TASK PROMPT:
Your task is to retype the listing word for word.

THE DATA:

((

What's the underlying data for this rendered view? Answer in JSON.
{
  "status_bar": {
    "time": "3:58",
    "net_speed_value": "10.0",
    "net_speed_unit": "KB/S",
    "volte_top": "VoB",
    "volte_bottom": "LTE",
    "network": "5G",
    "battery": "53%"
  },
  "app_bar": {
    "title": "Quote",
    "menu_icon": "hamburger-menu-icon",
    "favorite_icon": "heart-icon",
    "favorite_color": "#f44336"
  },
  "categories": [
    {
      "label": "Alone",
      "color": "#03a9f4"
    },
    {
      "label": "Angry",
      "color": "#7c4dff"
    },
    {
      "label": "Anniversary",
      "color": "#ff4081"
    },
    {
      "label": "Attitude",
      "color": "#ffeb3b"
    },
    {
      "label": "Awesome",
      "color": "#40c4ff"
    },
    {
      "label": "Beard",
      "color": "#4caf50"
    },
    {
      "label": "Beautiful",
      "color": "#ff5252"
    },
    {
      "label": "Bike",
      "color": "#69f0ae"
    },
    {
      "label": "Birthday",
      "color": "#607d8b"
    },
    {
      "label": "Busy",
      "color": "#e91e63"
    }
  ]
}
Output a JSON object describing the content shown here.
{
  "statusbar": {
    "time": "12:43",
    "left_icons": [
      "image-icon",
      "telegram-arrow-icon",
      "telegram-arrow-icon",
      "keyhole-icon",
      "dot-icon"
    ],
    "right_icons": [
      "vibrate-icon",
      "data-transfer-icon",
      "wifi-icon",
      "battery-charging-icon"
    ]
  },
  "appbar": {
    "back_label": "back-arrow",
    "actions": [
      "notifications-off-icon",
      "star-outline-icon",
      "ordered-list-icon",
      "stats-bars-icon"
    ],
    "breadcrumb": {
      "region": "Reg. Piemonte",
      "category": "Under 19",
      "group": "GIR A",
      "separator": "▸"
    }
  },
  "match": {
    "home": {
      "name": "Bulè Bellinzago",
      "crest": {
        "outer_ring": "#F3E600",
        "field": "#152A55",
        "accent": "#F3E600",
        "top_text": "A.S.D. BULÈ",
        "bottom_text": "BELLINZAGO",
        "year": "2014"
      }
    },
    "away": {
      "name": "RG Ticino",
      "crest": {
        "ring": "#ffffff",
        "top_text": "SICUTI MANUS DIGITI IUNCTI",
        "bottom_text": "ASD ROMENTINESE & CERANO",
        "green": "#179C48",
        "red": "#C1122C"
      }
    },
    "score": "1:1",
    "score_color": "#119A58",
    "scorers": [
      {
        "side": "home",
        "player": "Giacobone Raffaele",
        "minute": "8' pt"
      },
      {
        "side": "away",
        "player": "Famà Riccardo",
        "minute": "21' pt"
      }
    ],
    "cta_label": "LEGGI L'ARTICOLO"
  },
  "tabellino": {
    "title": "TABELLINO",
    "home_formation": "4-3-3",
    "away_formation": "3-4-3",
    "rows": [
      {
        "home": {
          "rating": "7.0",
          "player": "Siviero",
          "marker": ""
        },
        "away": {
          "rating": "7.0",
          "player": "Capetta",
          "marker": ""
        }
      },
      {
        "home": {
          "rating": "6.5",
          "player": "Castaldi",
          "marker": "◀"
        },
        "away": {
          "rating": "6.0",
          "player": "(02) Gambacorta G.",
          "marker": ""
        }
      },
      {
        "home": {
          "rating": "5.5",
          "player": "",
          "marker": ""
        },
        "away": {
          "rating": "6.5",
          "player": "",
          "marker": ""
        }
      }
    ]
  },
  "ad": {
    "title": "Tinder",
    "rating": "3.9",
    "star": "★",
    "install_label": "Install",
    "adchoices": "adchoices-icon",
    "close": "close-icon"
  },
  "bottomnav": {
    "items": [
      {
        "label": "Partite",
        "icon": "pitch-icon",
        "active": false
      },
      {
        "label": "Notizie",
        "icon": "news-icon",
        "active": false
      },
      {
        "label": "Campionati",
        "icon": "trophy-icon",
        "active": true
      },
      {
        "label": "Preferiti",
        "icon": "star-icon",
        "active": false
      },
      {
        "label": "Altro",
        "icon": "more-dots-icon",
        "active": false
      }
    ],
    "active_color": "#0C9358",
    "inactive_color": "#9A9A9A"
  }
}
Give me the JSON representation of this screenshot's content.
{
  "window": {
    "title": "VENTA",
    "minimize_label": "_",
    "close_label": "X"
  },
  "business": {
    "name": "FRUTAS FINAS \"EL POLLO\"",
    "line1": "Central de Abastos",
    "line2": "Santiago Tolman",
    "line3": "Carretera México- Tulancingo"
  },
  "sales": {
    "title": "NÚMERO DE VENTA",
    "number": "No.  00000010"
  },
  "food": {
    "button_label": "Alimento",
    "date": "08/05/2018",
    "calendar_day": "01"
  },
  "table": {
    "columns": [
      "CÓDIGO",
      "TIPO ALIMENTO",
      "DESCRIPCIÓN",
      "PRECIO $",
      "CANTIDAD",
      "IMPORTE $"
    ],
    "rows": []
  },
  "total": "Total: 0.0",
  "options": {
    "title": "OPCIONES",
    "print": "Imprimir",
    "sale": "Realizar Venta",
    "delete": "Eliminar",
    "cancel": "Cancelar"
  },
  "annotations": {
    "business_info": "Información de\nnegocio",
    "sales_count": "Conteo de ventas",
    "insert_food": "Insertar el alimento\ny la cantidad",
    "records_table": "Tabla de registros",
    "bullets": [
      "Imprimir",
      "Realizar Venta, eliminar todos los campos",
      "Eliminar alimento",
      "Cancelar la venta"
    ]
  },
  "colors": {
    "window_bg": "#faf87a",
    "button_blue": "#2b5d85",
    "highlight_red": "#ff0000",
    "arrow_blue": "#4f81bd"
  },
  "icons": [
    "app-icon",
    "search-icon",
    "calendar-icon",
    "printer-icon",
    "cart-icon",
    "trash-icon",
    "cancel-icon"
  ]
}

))

SOLUTION TO THIS TASK:
What's the underlying data for this rendered view? Answer in JSON.
{
  "status_bar": {
    "time": "3:58",
    "net_speed_value": "10.0",
    "net_speed_unit": "KB/S",
    "volte_top": "VoB",
    "volte_bottom": "LTE",
    "network": "5G",
    "battery": "53%"
  },
  "app_bar": {
    "title": "Quote",
    "menu_icon": "hamburger-menu-icon",
    "favorite_icon": "heart-icon",
    "favorite_color": "#f44336"
  },
  "categories": [
    {
      "label": "Alone",
      "color": "#03a9f4"
    },
    {
      "label": "Angry",
      "color": "#7c4dff"
    },
    {
      "label": "Anniversary",
      "color": "#ff4081"
    },
    {
      "label": "Attitude",
      "color": "#ffeb3b"
    },
    {
      "label": "Awesome",
      "color": "#40c4ff"
    },
    {
      "label": "Beard",
      "color": "#4caf50"
    },
    {
      "label": "Beautiful",
      "color": "#ff5252"
    },
    {
      "label": "Bike",
      "color": "#69f0ae"
    },
    {
      "label": "Birthday",
      "color": "#607d8b"
    },
    {
      "label": "Busy",
      "color": "#e91e63"
    }
  ]
}
Output a JSON object describing the content shown here.
{
  "statusbar": {
    "time": "12:43",
    "left_icons": [
      "image-icon",
      "telegram-arrow-icon",
      "telegram-arrow-icon",
      "keyhole-icon",
      "dot-icon"
    ],
    "right_icons": [
      "vibrate-icon",
      "data-transfer-icon",
      "wifi-icon",
      "battery-charging-icon"
    ]
  },
  "appbar": {
    "back_label": "back-arrow",
    "actions": [
      "notifications-off-icon",
      "star-outline-icon",
      "ordered-list-icon",
      "stats-bars-icon"
    ],
    "breadcrumb": {
      "region": "Reg. Piemonte",
      "category": "Under 19",
      "group": "GIR A",
      "separator": "▸"
    }
  },
  "match": {
    "home": {
      "name": "Bulè Bellinzago",
      "crest": {
        "outer_ring": "#F3E600",
        "field": "#152A55",
        "accent": "#F3E600",
        "top_text": "A.S.D. BULÈ",
        "bottom_text": "BELLINZAGO",
        "year": "2014"
      }
    },
    "away": {
      "name": "RG Ticino",
      "crest": {
        "ring": "#ffffff",
        "top_text": "SICUTI MANUS DIGITI IUNCTI",
        "bottom_text": "ASD ROMENTINESE & CERANO",
        "green": "#179C48",
        "red": "#C1122C"
      }
    },
    "score": "1:1",
    "score_color": "#119A58",
    "scorers": [
      {
        "side": "home",
        "player": "Giacobone Raffaele",
        "minute": "8' pt"
      },
      {
        "side": "away",
        "player": "Famà Riccardo",
        "minute": "21' pt"
      }
    ],
    "cta_label": "LEGGI L'ARTICOLO"
  },
  "tabellino": {
    "title": "TABELLINO",
    "home_formation": "4-3-3",
    "away_formation": "3-4-3",
    "rows": [
      {
        "home": {
          "rating": "7.0",
          "player": "Siviero",
          "marker": ""
        },
        "away": {
          "rating": "7.0",
          "player": "Capetta",
          "marker": ""
        }
      },
      {
        "home": {
          "rating": "6.5",
          "player": "Castaldi",
          "marker": "◀"
        },
        "away": {
          "rating": "6.0",
          "player": "(02) Gambacorta G.",
          "marker": ""
        }
      },
      {
        "home": {
          "rating": "5.5",
          "player": "",
          "marker": ""
        },
        "away": {
          "rating": "6.5",
          "player": "",
          "marker": ""
        }
      }
    ]
  },
  "ad": {
    "title": "Tinder",
    "rating": "3.9",
    "star": "★",
    "install_label": "Install",
    "adchoices": "adchoices-icon",
    "close": "close-icon"
  },
  "bottomnav": {
    "items": [
      {
        "label": "Partite",
        "icon": "pitch-icon",
        "active": false
      },
      {
        "label": "Notizie",
        "icon": "news-icon",
        "active": false
      },
      {
        "label": "Campionati",
        "icon": "trophy-icon",
        "active": true
      },
      {
        "label": "Preferiti",
        "icon": "star-icon",
        "active": false
      },
      {
        "label": "Altro",
        "icon": "more-dots-icon",
        "active": false
      }
    ],
    "active_color": "#0C9358",
    "inactive_color": "#9A9A9A"
  }
}
Give me the JSON representation of this screenshot's content.
{
  "window": {
    "title": "VENTA",
    "minimize_label": "_",
    "close_label": "X"
  },
  "business": {
    "name": "FRUTAS FINAS \"EL POLLO\"",
    "line1": "Central de Abastos",
    "line2": "Santiago Tolman",
    "line3": "Carretera México- Tulancingo"
  },
  "sales": {
    "title": "NÚMERO DE VENTA",
    "number": "No.  00000010"
  },
  "food": {
    "button_label": "Alimento",
    "date": "08/05/2018",
    "calendar_day": "01"
  },
  "table": {
    "columns": [
      "CÓDIGO",
      "TIPO ALIMENTO",
      "DESCRIPCIÓN",
      "PRECIO $",
      "CANTIDAD",
      "IMPORTE $"
    ],
    "rows": []
  },
  "total": "Total: 0.0",
  "options": {
    "title": "OPCIONES",
    "print": "Imprimir",
    "sale": "Realizar Venta",
    "delete": "Eliminar",
    "cancel": "Cancelar"
  },
  "annotations": {
    "business_info": "Información de\nnegocio",
    "sales_count": "Conteo de ventas",
    "insert_food": "Insertar el alimento\ny la cantidad",
    "records_table": "Tabla de registros",
    "bullets": [
      "Imprimir",
      "Realizar Venta, eliminar todos los campos",
      "Eliminar alimento",
      "Cancelar la venta"
    ]
  },
  "colors": {
    "window_bg": "#faf87a",
    "button_blue": "#2b5d85",
    "highlight_red": "#ff0000",
    "arrow_blue": "#4f81bd"
  },
  "icons": [
    "app-icon",
    "search-icon",
    "calendar-icon",
    "printer-icon",
    "cart-icon",
    "trash-icon",
    "cancel-icon"
  ]
}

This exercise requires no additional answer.